In mqttClient.connect we set cleanSession to true. This means if there is already an existing session for this user (identifier) then we will ditch it. The existing session will include subscriptions to topics we are maybe no longer interested in. We then subscribe to the topic we are interested in. In the subscription we set qos to .exactlyOnce to ensure we only receive published messages once. If we set it to .atLeastOnce we could receive messages twice if there are connection issues. We would need to keep a record of previously received messages to avoid outputting them twice. If we set it to .atMostOnce we could miss messages if there are connection issues.

Receiving messages

Once the subscription has gone through we call addListeners(). This adds a listener waiting for PUBLISH events from the broker. For every PUBLISH event the callback is called.

func addListeners() {
    self.mqttClient.addPublishListener(named: "ListenForChat") { result in
        switch result {
        case .failure:
        case .success(let publishInfo):
            if publishInfo.topicName == self.topicName {

If the listener calls the callback with an error we fail the closePromise EventLoopPromise setup in the chat client object. If we receive a message packet and the message topic is equal to the topic we are subscribed to then we call the receiveMessage function. This parses the message packet (it is formatting in JSON), and as long as you didn't send it, outputs it to the console.

Sending messages

The main loop of the client reads from stdin using readLine and then creates a message packet and uses MQTTClient.publish to publish the packet to the MQTT broker. The sendMessage function is as follows.

func sendMessage(_ message: String) -> EventLoopFuture<Void> {
    let packet = ChatPacket(from: command.username, message: message)
    var buffer = ByteBufferAllocator().buffer(capacity: 0)
    try? JSONEncoder().encode(packet, into: &buffer)
    return self.mqttClient.publish(to: self.topicName, payload: buffer, qos: .exactlyOnce)

Construct ChatPacket, encode into JSON formatted ByteBuffer and then publish the ByteBuffer to the topic.


I run the mainloop on the global default system queue using DispatchQueue and leave the main thread waiting on a result from the closePromise. If there is an error the client will exit as the closePromise is fulfilled with an error. We can also catch a disconnection from the broker using a closeListener which fails the closePromise.

func addListeners() {
    self.mqttClient.addCloseListener(named: "CheckForClose") { result in
        self.closePromise.fail(MQTTChatClientError(message: "Lost connection"))

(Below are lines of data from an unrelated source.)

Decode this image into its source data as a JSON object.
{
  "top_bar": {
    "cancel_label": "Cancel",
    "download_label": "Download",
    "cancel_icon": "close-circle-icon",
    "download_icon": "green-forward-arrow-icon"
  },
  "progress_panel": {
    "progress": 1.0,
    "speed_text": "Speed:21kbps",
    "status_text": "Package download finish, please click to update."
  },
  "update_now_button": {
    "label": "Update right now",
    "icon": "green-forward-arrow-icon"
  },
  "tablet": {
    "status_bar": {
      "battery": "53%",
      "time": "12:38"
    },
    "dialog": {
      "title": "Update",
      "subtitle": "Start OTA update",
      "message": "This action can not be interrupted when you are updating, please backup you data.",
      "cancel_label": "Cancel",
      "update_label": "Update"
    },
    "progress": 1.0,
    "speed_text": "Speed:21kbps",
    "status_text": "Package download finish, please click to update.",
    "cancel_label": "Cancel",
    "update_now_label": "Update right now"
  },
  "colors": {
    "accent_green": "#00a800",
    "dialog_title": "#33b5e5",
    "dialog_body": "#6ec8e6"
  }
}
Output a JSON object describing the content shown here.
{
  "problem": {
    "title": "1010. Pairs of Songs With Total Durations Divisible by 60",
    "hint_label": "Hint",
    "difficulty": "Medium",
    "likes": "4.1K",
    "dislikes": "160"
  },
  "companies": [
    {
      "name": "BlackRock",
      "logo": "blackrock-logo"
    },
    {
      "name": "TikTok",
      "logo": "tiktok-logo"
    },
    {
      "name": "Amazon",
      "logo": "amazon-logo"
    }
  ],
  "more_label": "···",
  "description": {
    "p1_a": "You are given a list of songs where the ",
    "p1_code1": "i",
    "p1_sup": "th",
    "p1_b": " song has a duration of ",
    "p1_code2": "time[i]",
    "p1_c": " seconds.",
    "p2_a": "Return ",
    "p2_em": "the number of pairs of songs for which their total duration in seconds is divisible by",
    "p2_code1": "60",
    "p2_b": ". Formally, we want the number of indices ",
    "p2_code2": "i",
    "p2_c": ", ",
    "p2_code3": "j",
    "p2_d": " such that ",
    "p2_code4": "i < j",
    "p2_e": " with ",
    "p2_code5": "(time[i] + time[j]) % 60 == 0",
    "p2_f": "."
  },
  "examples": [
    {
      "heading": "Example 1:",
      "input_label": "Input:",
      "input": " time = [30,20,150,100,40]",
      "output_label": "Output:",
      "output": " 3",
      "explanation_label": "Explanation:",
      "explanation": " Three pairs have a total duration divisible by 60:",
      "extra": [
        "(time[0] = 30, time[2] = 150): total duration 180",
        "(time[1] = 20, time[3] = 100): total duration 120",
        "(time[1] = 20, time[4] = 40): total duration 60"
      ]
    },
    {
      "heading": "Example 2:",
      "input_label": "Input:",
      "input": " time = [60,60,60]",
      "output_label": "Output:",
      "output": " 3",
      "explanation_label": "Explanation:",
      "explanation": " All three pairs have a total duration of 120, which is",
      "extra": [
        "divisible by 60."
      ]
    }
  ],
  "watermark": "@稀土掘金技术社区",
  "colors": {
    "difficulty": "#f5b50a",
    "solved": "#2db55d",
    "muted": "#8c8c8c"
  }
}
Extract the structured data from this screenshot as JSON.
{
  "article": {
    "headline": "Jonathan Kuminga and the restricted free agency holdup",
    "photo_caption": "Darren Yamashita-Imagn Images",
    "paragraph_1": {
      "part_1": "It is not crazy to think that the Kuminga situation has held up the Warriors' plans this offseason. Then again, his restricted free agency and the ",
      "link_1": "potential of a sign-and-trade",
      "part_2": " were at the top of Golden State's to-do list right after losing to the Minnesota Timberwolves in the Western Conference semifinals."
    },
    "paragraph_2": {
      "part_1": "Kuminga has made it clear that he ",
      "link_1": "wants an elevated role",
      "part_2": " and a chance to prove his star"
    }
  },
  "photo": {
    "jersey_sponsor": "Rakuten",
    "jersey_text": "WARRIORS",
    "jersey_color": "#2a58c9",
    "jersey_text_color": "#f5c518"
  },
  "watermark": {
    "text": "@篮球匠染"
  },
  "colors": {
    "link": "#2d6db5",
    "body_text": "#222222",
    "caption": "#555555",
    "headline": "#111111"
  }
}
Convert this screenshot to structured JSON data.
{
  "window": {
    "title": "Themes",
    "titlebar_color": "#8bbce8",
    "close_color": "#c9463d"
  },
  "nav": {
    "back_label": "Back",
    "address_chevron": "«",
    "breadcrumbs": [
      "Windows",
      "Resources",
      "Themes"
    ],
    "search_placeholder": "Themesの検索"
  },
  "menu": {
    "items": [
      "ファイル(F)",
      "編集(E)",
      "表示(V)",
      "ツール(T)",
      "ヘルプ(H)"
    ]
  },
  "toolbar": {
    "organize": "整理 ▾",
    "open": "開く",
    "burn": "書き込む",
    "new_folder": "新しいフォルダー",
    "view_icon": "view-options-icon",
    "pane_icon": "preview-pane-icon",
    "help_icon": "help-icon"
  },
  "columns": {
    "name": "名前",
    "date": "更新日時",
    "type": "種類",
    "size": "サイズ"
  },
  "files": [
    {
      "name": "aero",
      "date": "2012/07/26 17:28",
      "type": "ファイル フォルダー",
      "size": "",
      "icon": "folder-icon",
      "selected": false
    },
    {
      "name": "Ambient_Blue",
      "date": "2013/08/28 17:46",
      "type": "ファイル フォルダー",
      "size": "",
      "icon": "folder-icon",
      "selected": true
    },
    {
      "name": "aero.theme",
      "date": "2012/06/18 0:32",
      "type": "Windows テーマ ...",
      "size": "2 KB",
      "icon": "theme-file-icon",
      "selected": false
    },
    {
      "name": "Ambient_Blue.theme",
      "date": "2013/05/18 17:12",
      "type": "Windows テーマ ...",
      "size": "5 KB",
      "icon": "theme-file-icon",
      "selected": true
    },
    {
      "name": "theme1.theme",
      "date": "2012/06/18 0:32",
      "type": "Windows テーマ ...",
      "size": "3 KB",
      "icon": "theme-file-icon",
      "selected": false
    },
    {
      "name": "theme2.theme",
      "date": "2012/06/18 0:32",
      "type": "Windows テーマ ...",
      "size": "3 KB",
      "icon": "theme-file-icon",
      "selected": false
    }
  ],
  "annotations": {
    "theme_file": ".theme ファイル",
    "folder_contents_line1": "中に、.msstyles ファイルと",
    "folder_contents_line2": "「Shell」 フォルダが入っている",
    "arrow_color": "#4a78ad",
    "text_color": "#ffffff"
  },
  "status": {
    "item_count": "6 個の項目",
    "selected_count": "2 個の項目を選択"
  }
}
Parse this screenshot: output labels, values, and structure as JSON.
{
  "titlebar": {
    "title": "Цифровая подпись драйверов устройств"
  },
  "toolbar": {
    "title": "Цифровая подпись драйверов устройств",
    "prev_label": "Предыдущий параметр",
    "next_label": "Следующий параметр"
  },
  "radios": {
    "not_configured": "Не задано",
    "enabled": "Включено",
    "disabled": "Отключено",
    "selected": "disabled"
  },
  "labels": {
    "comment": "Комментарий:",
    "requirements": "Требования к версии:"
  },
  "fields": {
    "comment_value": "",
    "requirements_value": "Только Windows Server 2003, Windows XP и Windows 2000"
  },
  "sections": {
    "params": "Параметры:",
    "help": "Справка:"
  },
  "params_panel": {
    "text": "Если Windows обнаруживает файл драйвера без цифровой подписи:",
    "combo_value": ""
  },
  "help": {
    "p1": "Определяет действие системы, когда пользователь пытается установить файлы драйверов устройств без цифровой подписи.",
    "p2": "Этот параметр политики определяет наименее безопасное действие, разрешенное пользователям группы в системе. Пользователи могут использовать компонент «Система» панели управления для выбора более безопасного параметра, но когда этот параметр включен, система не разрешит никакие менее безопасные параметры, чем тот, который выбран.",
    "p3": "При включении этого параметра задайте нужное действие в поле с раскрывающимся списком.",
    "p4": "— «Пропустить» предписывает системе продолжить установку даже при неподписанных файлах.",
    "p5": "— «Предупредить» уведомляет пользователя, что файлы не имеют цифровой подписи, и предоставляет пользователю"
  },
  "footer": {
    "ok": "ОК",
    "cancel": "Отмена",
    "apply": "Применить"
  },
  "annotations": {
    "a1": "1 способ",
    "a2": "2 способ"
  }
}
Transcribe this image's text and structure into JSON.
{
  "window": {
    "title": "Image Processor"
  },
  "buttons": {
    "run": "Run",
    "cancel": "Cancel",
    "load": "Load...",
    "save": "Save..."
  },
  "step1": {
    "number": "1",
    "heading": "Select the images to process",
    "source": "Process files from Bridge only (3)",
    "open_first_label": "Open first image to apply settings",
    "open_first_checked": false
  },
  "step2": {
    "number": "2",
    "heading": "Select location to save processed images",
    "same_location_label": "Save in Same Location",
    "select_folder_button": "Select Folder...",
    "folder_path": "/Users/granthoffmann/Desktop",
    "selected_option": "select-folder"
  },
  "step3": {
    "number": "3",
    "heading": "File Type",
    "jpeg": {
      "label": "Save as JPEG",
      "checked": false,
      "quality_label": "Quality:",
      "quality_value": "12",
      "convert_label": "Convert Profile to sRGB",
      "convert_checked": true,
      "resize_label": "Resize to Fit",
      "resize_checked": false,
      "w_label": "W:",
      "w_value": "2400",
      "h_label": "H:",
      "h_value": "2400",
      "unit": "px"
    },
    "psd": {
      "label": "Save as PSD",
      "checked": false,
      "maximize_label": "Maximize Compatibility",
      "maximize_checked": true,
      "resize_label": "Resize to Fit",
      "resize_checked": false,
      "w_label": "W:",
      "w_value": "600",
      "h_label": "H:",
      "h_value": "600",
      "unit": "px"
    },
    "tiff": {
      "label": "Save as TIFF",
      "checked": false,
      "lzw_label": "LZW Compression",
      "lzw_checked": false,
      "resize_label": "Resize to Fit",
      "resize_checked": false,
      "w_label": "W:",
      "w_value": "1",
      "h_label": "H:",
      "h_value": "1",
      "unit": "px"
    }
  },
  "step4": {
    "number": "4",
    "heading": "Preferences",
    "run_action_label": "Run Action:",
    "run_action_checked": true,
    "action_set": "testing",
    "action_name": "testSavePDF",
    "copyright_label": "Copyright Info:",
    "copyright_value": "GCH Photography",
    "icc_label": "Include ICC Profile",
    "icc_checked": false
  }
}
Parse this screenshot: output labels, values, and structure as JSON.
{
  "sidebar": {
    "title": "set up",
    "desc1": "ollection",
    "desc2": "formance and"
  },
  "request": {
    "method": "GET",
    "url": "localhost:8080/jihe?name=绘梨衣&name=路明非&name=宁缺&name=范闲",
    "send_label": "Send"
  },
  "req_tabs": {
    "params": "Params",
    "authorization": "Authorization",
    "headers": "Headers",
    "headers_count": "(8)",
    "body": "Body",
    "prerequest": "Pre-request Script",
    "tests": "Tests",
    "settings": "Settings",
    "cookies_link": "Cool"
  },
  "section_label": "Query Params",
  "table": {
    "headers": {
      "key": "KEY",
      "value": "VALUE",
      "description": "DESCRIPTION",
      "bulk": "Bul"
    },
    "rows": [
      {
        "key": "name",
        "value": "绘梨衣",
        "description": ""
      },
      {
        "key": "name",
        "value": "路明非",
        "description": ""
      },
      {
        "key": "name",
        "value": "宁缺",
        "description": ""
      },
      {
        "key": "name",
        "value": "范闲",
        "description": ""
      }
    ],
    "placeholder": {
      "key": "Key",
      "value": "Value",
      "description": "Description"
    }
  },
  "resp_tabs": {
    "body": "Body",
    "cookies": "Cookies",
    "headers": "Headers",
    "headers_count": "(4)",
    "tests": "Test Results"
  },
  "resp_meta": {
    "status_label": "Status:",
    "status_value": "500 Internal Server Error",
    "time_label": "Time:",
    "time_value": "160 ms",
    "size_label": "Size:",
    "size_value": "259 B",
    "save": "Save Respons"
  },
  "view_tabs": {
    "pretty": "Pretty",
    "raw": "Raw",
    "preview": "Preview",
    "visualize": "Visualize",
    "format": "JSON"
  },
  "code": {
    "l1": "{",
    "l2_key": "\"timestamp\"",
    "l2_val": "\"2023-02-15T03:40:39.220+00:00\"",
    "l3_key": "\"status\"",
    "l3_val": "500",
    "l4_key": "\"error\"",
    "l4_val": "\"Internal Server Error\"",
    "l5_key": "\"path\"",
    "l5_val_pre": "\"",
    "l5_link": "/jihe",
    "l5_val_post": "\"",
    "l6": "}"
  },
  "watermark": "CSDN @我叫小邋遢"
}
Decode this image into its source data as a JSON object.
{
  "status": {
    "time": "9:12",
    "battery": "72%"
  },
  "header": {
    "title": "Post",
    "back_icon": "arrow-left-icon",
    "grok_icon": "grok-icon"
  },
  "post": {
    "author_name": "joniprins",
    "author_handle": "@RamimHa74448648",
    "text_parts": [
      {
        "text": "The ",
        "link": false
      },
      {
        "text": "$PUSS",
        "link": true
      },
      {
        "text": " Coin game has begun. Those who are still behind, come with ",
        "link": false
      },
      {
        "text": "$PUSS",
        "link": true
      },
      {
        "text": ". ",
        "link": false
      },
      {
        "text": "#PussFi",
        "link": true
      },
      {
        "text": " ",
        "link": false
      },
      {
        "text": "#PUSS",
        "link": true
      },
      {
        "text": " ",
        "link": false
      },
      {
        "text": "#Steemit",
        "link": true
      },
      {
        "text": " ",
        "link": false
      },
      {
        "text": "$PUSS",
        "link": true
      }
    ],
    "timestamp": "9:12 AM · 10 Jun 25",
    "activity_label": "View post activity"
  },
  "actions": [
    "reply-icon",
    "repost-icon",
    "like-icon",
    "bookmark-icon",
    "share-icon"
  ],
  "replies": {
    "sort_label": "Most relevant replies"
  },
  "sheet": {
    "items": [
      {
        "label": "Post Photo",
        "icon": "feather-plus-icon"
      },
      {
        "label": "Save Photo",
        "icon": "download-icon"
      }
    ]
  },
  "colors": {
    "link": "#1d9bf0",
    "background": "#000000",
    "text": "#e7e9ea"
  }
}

This is a really simple example of how MQTT can be used. I probably spent more time trying to get the ANSI escape sequences working (for overwriting the prompt with new messages) than the chat functionality. It has no real user management or access control. You would need additional services for that. But it gives you a quick idea what an MQTT broker can be used for. Please go to https://github.com/adam-fowler/mqtt-nio-chat and checkout the full running example.